Head banging: the act of violently head butting the general area surrounding oneself, synchronizing one’s movement with the rhythm of a song.
If you like, or want to get into the world of distortion, thrashing drums, powerful vocals, screams and breakdowns, then these 3 albums should have your head banging in no time. After years of bombarding my ears with endless decibels of angry screams and low tuned guitars I’ve found some albums that I just couldn’t live without, and hopefully, if you haven’t heard of them already, you’ll give them a listen. Be warned, this isn’t your grandma’s playlist. Although, if she listens to anything like this, I’d love to be introduced because she sounds awesome.
Four Year Strong- Rise or Die Trying
This is definitely the least aggressive of all the albums I’m suggesting, leaning more towards the pop punk side of music but there’s an extremely noticeable infusion of hard-core in every song. Sporting possibly the most epic album cover in the history of album covers, the songs are full of powerfully driven vocals, intense and heavy guitar riffs, death defying double kicks and high pitched synth leads that were all the rage in the early 2000’s. This was one of the two albums that got me into heavy music as it has moments of similarities with famous pop punk bands such as Blink-182 and Sum 41, but everything is kicked up to the next level. If you’re not sure how you feel about screaming in music, this is a great album to get you accustomed to the lighter side of hard-core. There are still powerful breakdowns and riffs that you’ll find in heavy music, but for the most part, the two front men play off each other with clean, albeit a little rough, vocals. And the best part is, it’s all feel good music. It’s fast, upbeat and sure to appeal in some way to fans of rock. Two songs I’d recommend as must listens from this album are “Men Are From Mars, Women Are From Hell” and “Bada Bing! Wit’ A Pipe!”.
A Day to Remember – For Those Who Have Heart (Extended Edition)
Another one of the albums that helped pull me into the world of ear splitting screams, A Day to Remember is like the chef’s sampler plate of heavy rock. You don’t get song after song of the same style, but rather get to experience a little bit of everything hard core music has to offer. “Monument” and “Here’s to the Past” are essentially devoid of screams, sounding more like rock anthems with their powerful clean vocals and catchy chord progressions in the chorus.

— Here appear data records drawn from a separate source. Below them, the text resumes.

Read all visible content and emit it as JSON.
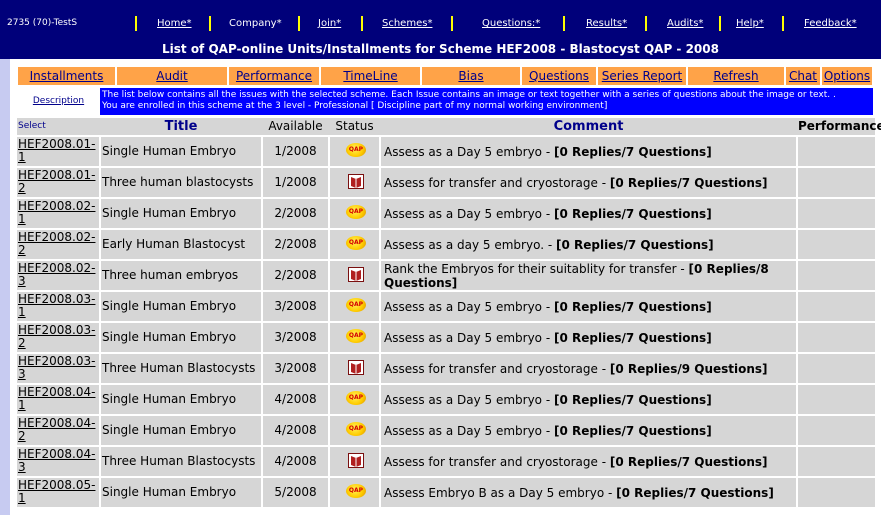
{
  "user": "2735 (70)-TestS",
  "nav": [
    "Home*",
    "Company*",
    "Join*",
    "Schemes*",
    "Questions:*",
    "Results*",
    "Audits*",
    "Help*",
    "Feedback*"
  ],
  "page_title": "List of  QAP-online Units/Installments for Scheme HEF2008 - Blastocyst QAP - 2008",
  "menu": [
    "Installments",
    "Audit",
    "Performance",
    "TimeLine",
    "Bias",
    "Questions",
    "Series Report",
    "Refresh",
    "Chat",
    "Options"
  ],
  "description": {
    "link": "Description",
    "line1": "The list below contains all the issues with the selected scheme. Each Issue contains an image or text together with a series of questions about the image or text. .",
    "line2": "You are enrolled in this scheme at the 3 level - Professional [ Discipline part of my normal working environment]"
  },
  "table": {
    "headers": [
      "Select",
      "Title",
      "Available",
      "Status",
      "Comment",
      "Performance"
    ],
    "rows": [
      {
        "id": "HEF2008.01-1",
        "title": "Single Human Embryo",
        "available": "1/2008",
        "status": "qap-icon",
        "comment": "Assess as a Day 5 embryo - ",
        "replies": "[0 Replies/7 Questions]"
      },
      {
        "id": "HEF2008.01-2",
        "title": "Three human blastocysts",
        "available": "1/2008",
        "status": "book-icon",
        "comment": "Assess for transfer and cryostorage - ",
        "replies": "[0 Replies/7 Questions]"
      },
      {
        "id": "HEF2008.02-1",
        "title": "Single Human Embryo",
        "available": "2/2008",
        "status": "qap-icon",
        "comment": "Assess as a Day 5 embryo - ",
        "replies": "[0 Replies/7 Questions]"
      },
      {
        "id": "HEF2008.02-2",
        "title": "Early Human Blastocyst",
        "available": "2/2008",
        "status": "qap-icon",
        "comment": "Assess as a day 5 embryo. - ",
        "replies": "[0 Replies/7 Questions]"
      },
      {
        "id": "HEF2008.02-3",
        "title": "Three human embryos",
        "available": "2/2008",
        "status": "book-icon",
        "comment": "Rank the Embryos for their suitablity for transfer - ",
        "replies": "[0 Replies/8 Questions]"
      },
      {
        "id": "HEF2008.03-1",
        "title": "Single Human Embryo",
        "available": "3/2008",
        "status": "qap-icon",
        "comment": "Assess as a Day 5 embryo - ",
        "replies": "[0 Replies/7 Questions]"
      },
      {
        "id": "HEF2008.03-2",
        "title": "Single Human Embryo",
        "available": "3/2008",
        "status": "qap-icon",
        "comment": "Assess as a Day 5 embryo - ",
        "replies": "[0 Replies/7 Questions]"
      },
      {
        "id": "HEF2008.03-3",
        "title": "Three Human Blastocysts",
        "available": "3/2008",
        "status": "book-icon",
        "comment": "Assess for transfer and cryostorage - ",
        "replies": "[0 Replies/9 Questions]"
      },
      {
        "id": "HEF2008.04-1",
        "title": "Single Human Embryo",
        "available": "4/2008",
        "status": "qap-icon",
        "comment": "Assess as a Day 5 embryo - ",
        "replies": "[0 Replies/7 Questions]"
      },
      {
        "id": "HEF2008.04-2",
        "title": "Single Human Embryo",
        "available": "4/2008",
        "status": "qap-icon",
        "comment": "Assess as a Day 5 embryo - ",
        "replies": "[0 Replies/7 Questions]"
      },
      {
        "id": "HEF2008.04-3",
        "title": "Three Human Blastocysts",
        "available": "4/2008",
        "status": "book-icon",
        "comment": "Assess for transfer and cryostorage - ",
        "replies": "[0 Replies/7 Questions]"
      },
      {
        "id": "HEF2008.05-1",
        "title": "Single Human Embryo",
        "available": "5/2008",
        "status": "qap-icon",
        "comment": "Assess Embryo B as a Day 5 embryo - ",
        "replies": "[0 Replies/7 Questions]"
      }
    ]
  },
  "icon_text": {
    "qap": "QAP"
  },
  "colors": {
    "nav_bg": "#00007a",
    "menu_bg": "#ffa348",
    "desc_bg": "#0000ff",
    "cell_bg": "#d6d6d6",
    "separator": "#ffff00"
  }
}
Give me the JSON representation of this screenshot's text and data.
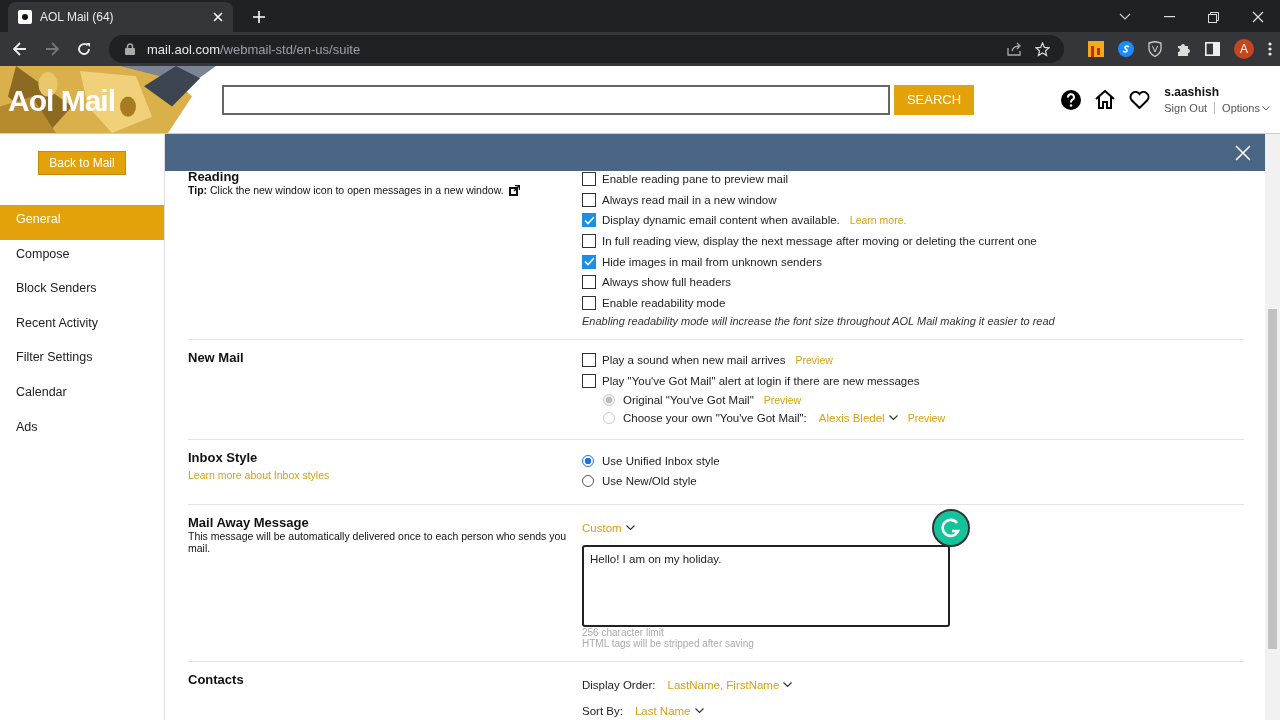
{
  "browser": {
    "tab_title": "AOL Mail (64)",
    "url_host": "mail.aol.com",
    "url_path": "/webmail-std/en-us/suite",
    "profile_initial": "A"
  },
  "header": {
    "logo": "Aol Mail",
    "search_button": "SEARCH",
    "user": "s.aashish",
    "sign_out": "Sign Out",
    "options": "Options"
  },
  "sidebar": {
    "back_button": "Back to Mail",
    "items": [
      {
        "label": "General",
        "selected": true
      },
      {
        "label": "Compose",
        "selected": false
      },
      {
        "label": "Block Senders",
        "selected": false
      },
      {
        "label": "Recent Activity",
        "selected": false
      },
      {
        "label": "Filter Settings",
        "selected": false
      },
      {
        "label": "Calendar",
        "selected": false
      },
      {
        "label": "Ads",
        "selected": false
      }
    ]
  },
  "sections": [
    {
      "title": "Reading",
      "description": "**Tip:** Click the new window icon to open messages in a new window.",
      "options": [
        {
          "kind": "checkbox",
          "label": "Enable reading pane to preview mail",
          "checked": false
        },
        {
          "kind": "checkbox",
          "label": "Always read mail in a new window",
          "checked": false
        },
        {
          "kind": "checkbox",
          "label": "Display dynamic email content when available.",
          "checked": true,
          "link": "Learn more."
        },
        {
          "kind": "checkbox",
          "label": "In full reading view, display the next message after moving or deleting the current one",
          "checked": false
        },
        {
          "kind": "checkbox",
          "label": "Hide images in mail from unknown senders",
          "checked": true
        },
        {
          "kind": "checkbox",
          "label": "Always show full headers",
          "checked": false
        },
        {
          "kind": "checkbox",
          "label": "Enable readability mode",
          "checked": false
        },
        {
          "kind": "note",
          "text": "Enabling readability mode will increase the font size throughout AOL Mail making it easier to read"
        }
      ]
    },
    {
      "title": "New Mail",
      "options": [
        {
          "kind": "checkbox",
          "label": "Play a sound when new mail arrives",
          "checked": false,
          "link": "Preview"
        },
        {
          "kind": "checkbox",
          "label": "Play \"You've Got Mail\" alert at login if there are new messages",
          "checked": false,
          "children": [
            {
              "kind": "radio",
              "label": "Original \"You've Got Mail\"",
              "selected": true,
              "disabled": true,
              "link": "Preview"
            },
            {
              "kind": "radio",
              "label": "Choose your own \"You've Got Mail\":",
              "selected": false,
              "disabled": true,
              "value": "Alexis Bledel",
              "link": "Preview"
            }
          ]
        }
      ]
    },
    {
      "title": "Inbox Style",
      "link": "Learn more about Inbox styles",
      "options": [
        {
          "kind": "radio",
          "label": "Use Unified Inbox style",
          "selected": true,
          "disabled": false
        },
        {
          "kind": "radio",
          "label": "Use New/Old style",
          "selected": false,
          "disabled": false
        }
      ]
    },
    {
      "title": "Mail Away Message",
      "description": "This message will be automatically delivered once to each person who sends you mail.",
      "options": [
        {
          "kind": "dropdown",
          "value": "Custom"
        },
        {
          "kind": "textarea",
          "value": "Hello! I am on my holiday."
        },
        {
          "kind": "hint",
          "text": "256 character limit"
        },
        {
          "kind": "hint",
          "text": "HTML tags will be stripped after saving"
        }
      ]
    },
    {
      "title": "Contacts",
      "options": [
        {
          "kind": "dropdown",
          "label": "Display Order:",
          "value": "LastName, FirstName"
        },
        {
          "kind": "dropdown",
          "label": "Sort By:",
          "value": "Last Name"
        }
      ]
    }
  ]
}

Songs like “Plot to Bomb the Panhandle”, “The Danger in Starting a Fire” and “Since U Been Gone” (yep, a Kelly Clarkson cover) are probably the songs that represent the band best, striking a perfect blend between clean vocals and screams as well as catchy riffs and heavy breakdowns. And if you like angry screaming and devilishly low tuned guitars, than “Heartless” is the song for you, as it’s jam packed with heavy, fast guitar and a thrashing drum beat. The lead singer, Jeremy McKinnon, makes every song unique with his skill in creating intricate vocal patterns that are sure to stay stuck in your head for days at a time.
Every Time I Die- Gutter Phenomenon
Every Time I Die is the epitome of rock and roll. Their music is fast, loud, punchy and that’s all backed up by some of the most talented musicians in the genre. The band’s last five albums haven’t delivered a single song that I don’t like, but no album is as completely satisfying as this one. It was released in the early 2000s and was instantly a hit with its slightly southern inspired sound (cowbell included), and completely unique vocal style. A lot of music in the hard-core genre is bogged down by slow chugging and simple riffs, but Every Time I Die manages to stay heavy while also being extremely intricate. This becomes instantly apparent in the first ten seconds of the opening track “Apocalypse Now and Then”, as you’re ushered into the album by a groovy riff that leads into an explosive drum beat.
The fast pace of songs like “Kill the Music” and “The New Black” is unyielding and makes sitting still nearly impossible while you’re listening to them (eg., I was just unconsciously stomping the floor while listening to the album until realizing I was in the middle of a quiet office). The instrumentals in every song are catchy enough, but the vocalist, Keith Buckley, adds another layer of uniqueness to the band. Previously an English teacher, his lyrics are clever and insightful. The clean vocals are scarily good on their own, and he has possibly the best diction of any screamer I’ve ever heard. So, for anyone who has complained at some point that “you can’t even understand them [screamers]”, I implore you to listen to this album and then promptly eat your words.